Students majoring in Botany study the fundamental biology of plants and fungi from molecular and cellular to the global ecosystem level. The curriculum includes core classes in plant structure, systematics, ecology, and physiology, along with courses in biochemistry, cell biology, and genetics. Students also learn how to apply their knowledge to current issues and problems of in food production, conservation, and healthy ecosystems.
Botany Majors can select one of five options:
The Botany minor requires courses in plant genetics, systematics, physiology, and ecology. Learn more.
Botany students earn upper-division credit and great job skills by putting their knowledge to work in undergraduate research projects and internships at OSU and off-campus. Learn more about these activities and research scholarships, and see some examples and get advice from our Botany alumni.
A botany degree is applicable to many types of careers. Some plant biologists work primarily outdoors, in forests, parklands, or fields. Others work in laboratories, museums, in botanical gardens, or in industry. Graduates go into fields as diverse as biotechnology, environmental monitoring and protection, and agriculture. More than half of Botany students go on to graduate studies in natural science, agriculture, environmental sciences, and education.
Students enter the BS degree program in Botany in three different ways.

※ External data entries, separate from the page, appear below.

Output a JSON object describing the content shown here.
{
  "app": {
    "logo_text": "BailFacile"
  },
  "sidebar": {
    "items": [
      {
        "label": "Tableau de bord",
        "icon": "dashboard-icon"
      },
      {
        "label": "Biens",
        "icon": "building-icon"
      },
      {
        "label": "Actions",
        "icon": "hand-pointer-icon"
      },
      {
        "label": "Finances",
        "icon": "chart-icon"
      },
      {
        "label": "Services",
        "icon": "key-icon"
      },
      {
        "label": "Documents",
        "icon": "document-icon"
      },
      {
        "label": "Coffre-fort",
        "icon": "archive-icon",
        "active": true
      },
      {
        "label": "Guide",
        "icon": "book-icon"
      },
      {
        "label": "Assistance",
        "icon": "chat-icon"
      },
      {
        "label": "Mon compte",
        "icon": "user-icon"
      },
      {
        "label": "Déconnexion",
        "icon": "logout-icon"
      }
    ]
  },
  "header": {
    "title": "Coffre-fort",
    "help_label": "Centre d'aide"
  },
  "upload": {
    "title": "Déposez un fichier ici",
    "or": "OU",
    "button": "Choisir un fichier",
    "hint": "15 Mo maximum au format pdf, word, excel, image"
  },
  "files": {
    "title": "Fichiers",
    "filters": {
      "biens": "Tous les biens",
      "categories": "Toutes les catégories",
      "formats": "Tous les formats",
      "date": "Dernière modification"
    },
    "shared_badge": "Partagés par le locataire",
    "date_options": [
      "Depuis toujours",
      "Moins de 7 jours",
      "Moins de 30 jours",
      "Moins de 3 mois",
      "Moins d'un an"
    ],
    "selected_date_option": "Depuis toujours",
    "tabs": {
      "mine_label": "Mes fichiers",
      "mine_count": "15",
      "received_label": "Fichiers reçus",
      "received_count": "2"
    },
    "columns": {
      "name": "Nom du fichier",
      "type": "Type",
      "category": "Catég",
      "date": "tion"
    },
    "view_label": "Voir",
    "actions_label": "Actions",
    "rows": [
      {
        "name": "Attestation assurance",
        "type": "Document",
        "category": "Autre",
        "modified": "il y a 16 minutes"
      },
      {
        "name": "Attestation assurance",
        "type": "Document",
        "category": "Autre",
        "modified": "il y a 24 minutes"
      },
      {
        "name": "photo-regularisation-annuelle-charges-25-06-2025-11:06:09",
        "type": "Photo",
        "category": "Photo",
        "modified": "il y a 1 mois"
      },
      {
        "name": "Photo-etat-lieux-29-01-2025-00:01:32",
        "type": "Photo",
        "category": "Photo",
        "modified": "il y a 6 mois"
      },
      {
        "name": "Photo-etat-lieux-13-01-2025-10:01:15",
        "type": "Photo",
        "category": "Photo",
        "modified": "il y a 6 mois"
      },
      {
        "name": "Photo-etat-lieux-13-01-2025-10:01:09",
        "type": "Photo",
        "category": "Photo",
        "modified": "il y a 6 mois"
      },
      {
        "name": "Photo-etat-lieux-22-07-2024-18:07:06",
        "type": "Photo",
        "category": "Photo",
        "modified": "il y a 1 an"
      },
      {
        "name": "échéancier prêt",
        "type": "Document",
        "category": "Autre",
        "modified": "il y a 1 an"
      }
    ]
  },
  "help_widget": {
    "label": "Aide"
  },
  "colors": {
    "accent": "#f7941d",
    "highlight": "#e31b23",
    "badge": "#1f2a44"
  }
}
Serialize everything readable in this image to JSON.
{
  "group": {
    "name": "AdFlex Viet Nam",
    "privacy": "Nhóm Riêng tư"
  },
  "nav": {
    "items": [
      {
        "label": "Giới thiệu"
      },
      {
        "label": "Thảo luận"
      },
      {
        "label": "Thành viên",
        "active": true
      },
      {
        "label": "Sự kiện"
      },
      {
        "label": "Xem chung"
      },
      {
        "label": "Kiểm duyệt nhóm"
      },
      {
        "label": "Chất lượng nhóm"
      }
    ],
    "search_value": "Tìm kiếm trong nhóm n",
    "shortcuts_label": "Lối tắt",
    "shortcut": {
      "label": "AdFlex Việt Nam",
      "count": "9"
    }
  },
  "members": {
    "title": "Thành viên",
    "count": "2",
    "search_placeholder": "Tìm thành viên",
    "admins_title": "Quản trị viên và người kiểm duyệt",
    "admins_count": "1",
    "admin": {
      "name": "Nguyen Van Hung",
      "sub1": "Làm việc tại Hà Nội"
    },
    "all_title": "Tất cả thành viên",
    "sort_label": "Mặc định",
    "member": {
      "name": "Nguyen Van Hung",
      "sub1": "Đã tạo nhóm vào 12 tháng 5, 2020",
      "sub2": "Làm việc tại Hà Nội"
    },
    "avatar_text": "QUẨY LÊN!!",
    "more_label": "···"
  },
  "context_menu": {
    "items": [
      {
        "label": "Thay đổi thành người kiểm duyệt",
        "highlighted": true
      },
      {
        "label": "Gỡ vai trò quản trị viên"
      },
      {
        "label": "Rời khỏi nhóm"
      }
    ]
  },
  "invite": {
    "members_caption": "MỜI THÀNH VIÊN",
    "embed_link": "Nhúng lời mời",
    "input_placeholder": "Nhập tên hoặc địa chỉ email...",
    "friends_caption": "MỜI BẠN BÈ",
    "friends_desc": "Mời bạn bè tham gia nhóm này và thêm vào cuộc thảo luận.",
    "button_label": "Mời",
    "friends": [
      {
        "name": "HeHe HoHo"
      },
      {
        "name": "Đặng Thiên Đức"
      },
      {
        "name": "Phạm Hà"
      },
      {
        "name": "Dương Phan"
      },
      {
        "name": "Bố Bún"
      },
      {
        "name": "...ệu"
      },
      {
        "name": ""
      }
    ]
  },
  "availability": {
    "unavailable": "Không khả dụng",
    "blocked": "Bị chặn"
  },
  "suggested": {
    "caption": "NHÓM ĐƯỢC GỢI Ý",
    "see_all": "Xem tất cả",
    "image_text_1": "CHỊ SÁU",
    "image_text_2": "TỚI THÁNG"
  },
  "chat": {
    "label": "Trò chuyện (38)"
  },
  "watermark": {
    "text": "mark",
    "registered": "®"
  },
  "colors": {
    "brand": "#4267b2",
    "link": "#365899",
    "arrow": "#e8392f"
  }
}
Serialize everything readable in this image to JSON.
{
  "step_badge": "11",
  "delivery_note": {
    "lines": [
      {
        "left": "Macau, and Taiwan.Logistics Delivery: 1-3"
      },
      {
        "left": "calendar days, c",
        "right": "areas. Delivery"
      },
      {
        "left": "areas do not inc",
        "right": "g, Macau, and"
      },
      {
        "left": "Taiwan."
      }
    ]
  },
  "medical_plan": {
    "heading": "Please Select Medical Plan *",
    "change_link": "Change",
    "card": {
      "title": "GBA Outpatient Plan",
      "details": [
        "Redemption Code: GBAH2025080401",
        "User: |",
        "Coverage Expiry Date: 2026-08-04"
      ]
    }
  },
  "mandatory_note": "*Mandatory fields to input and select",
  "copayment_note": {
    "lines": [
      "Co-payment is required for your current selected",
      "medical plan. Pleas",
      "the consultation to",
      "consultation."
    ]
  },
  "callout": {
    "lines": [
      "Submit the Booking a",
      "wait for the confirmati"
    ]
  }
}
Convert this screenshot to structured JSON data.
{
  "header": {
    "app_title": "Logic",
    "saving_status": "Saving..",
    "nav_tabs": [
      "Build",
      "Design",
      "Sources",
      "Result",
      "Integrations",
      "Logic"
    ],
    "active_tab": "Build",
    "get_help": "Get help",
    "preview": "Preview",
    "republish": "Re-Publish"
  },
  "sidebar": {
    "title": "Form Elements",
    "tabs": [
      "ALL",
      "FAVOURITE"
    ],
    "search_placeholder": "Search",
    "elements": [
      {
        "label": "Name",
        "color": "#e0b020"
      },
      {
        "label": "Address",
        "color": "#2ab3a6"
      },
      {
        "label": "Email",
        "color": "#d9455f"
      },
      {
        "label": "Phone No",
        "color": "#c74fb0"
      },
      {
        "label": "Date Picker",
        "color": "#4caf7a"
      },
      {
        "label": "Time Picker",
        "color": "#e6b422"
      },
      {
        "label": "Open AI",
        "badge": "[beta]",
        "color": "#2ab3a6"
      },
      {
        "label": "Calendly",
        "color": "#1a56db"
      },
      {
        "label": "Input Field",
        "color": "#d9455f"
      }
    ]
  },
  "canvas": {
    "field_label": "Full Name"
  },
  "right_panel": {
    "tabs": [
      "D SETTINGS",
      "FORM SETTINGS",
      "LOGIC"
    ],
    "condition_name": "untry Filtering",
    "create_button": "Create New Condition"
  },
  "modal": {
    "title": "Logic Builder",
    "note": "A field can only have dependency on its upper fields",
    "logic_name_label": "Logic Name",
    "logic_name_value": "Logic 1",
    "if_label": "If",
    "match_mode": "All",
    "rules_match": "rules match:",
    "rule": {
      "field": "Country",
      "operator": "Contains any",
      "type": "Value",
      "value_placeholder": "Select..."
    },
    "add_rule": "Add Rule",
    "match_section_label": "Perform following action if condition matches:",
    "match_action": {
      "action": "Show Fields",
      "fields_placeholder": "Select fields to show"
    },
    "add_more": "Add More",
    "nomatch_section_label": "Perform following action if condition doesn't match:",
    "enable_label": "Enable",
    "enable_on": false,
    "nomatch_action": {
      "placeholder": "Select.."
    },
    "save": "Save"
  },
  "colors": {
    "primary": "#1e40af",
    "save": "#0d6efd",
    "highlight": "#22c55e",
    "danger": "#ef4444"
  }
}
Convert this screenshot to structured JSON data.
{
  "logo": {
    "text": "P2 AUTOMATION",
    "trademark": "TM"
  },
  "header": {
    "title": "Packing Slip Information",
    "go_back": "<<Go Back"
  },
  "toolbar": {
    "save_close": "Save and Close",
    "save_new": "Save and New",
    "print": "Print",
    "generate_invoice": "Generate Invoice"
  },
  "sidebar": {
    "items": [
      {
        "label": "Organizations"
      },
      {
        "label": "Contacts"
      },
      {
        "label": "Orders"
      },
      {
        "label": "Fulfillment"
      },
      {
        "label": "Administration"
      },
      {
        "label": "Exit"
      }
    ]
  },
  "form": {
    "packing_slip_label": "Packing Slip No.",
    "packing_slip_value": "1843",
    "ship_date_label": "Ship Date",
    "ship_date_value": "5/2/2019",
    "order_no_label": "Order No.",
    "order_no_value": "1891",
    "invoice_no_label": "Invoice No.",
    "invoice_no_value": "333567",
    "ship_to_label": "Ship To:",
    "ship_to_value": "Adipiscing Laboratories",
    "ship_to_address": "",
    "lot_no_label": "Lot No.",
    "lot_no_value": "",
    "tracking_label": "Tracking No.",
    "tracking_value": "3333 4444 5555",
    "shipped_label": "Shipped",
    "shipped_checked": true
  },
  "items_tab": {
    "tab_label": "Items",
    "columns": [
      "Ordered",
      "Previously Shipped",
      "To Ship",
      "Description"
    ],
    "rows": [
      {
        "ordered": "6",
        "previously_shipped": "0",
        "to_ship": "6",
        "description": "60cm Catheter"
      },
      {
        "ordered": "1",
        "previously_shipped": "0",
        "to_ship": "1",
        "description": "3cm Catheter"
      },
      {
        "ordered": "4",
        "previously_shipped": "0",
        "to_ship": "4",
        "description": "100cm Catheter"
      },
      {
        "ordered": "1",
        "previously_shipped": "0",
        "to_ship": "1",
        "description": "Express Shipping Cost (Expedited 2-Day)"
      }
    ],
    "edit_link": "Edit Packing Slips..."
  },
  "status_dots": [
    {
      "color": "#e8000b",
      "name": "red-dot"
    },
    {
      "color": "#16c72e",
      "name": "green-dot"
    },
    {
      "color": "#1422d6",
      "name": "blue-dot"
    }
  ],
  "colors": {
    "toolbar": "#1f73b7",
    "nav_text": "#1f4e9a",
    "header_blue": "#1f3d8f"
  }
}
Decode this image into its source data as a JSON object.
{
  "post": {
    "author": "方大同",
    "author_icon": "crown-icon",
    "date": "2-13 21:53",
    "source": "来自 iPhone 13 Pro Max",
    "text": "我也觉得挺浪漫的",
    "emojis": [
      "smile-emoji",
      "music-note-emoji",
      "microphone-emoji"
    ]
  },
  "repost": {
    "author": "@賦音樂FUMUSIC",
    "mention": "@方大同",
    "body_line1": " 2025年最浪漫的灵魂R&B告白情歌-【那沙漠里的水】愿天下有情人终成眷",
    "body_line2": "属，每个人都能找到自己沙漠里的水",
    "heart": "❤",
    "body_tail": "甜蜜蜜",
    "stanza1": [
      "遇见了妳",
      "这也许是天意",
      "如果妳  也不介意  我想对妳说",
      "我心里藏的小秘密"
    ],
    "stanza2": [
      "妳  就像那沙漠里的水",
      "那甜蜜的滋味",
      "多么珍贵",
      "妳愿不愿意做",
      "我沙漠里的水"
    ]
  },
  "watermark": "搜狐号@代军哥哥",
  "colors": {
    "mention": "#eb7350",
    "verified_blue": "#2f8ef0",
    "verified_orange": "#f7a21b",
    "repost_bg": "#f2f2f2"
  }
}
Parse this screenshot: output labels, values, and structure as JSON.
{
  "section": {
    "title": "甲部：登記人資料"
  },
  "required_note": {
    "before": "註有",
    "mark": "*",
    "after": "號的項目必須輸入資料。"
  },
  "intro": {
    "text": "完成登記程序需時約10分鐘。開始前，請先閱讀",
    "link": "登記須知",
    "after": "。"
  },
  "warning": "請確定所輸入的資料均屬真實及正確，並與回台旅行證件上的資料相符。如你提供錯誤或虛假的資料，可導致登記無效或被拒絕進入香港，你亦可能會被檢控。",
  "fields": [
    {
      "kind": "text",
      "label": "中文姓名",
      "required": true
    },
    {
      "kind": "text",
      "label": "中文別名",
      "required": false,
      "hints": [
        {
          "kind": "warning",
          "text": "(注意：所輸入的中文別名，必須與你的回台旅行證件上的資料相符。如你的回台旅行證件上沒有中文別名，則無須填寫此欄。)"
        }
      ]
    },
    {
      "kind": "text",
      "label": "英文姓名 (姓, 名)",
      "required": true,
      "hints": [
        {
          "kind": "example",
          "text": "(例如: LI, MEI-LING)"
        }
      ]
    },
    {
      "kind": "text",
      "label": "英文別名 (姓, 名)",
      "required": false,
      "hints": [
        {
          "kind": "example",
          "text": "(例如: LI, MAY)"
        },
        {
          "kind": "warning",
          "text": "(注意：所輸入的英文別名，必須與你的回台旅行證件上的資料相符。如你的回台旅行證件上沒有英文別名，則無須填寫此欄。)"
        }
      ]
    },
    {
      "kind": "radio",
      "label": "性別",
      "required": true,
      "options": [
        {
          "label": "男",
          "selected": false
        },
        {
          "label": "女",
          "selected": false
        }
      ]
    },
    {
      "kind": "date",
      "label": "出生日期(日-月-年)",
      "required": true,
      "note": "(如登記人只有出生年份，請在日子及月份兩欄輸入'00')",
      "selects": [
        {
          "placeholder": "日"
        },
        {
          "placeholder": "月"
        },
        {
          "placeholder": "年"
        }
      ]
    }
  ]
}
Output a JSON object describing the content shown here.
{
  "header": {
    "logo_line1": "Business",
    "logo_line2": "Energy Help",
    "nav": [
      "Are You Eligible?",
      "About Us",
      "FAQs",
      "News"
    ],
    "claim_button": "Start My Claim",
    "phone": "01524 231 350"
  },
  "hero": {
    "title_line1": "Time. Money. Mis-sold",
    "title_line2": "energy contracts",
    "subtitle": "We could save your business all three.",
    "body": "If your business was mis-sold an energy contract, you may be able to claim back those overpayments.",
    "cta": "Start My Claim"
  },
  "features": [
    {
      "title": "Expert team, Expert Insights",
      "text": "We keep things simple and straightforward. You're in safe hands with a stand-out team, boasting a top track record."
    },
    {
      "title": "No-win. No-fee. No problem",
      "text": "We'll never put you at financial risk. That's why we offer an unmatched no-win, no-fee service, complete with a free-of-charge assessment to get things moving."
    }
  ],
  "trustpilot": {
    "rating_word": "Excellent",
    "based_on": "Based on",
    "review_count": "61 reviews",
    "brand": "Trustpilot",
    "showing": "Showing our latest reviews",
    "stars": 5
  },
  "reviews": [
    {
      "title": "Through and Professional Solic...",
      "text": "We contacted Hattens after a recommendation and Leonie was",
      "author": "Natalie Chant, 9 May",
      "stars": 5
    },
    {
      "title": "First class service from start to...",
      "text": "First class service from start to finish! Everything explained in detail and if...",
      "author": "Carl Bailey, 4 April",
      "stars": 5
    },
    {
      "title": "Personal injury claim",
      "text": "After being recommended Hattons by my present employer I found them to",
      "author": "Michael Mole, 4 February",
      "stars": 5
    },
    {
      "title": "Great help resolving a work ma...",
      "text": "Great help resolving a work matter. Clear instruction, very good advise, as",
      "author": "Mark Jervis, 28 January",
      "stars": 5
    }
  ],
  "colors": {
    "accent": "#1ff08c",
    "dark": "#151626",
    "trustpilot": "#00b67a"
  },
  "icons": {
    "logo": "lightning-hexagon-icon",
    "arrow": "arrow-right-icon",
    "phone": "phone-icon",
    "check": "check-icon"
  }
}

Choose the one that applies to you for information on preparation and applying.
You are always welcome to contact our Office Specialist, Kimberly Callahan, with any questions (541) 737-5261.